(Your task): Compute how many lines below contain the word "state" and respond with that number only.

Dataset entries:
==========
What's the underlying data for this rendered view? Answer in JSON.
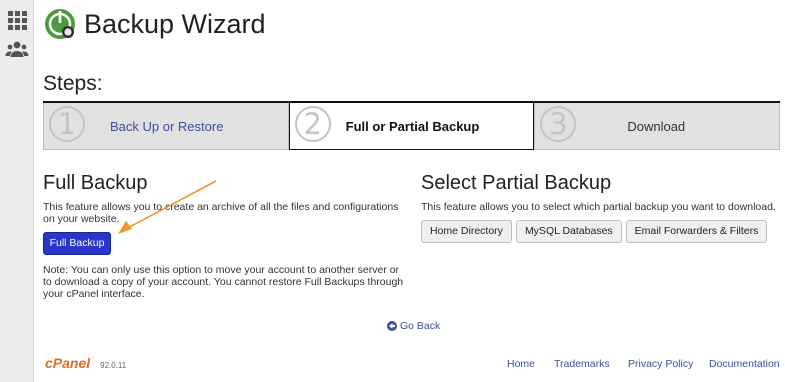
{
  "sidebar": {
    "icons": [
      "grid-icon",
      "users-icon"
    ]
  },
  "header": {
    "title": "Backup Wizard",
    "logo_icon": "backup-wizard-logo-icon"
  },
  "steps": {
    "title": "Steps:",
    "items": [
      {
        "num": "1",
        "label": "Back Up or Restore",
        "state": "done"
      },
      {
        "num": "2",
        "label": "Full or Partial Backup",
        "state": "active"
      },
      {
        "num": "3",
        "label": "Download",
        "state": "pending"
      }
    ]
  },
  "full_backup": {
    "title": "Full Backup",
    "description": "This feature allows you to create an archive of all the files and configurations on your website.",
    "button_label": "Full Backup",
    "note": "Note: You can only use this option to move your account to another server or to download a copy of your account. You cannot restore Full Backups through your cPanel interface."
  },
  "partial_backup": {
    "title": "Select Partial Backup",
    "description": "This feature allows you to select which partial backup you want to download.",
    "buttons": [
      "Home Directory",
      "MySQL Databases",
      "Email Forwarders & Filters"
    ]
  },
  "go_back": {
    "label": "Go Back"
  },
  "footer": {
    "brand": "cPanel",
    "version": "92.0.11",
    "links": [
      "Home",
      "Trademarks",
      "Privacy Policy",
      "Documentation"
    ]
  },
  "colors": {
    "accent": "#2b35c9",
    "link": "#3c4fa0",
    "brand": "#e36c1f",
    "arrow": "#f0962a",
    "logo": "#4b9a3b"
  }
}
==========
(Solution below): 3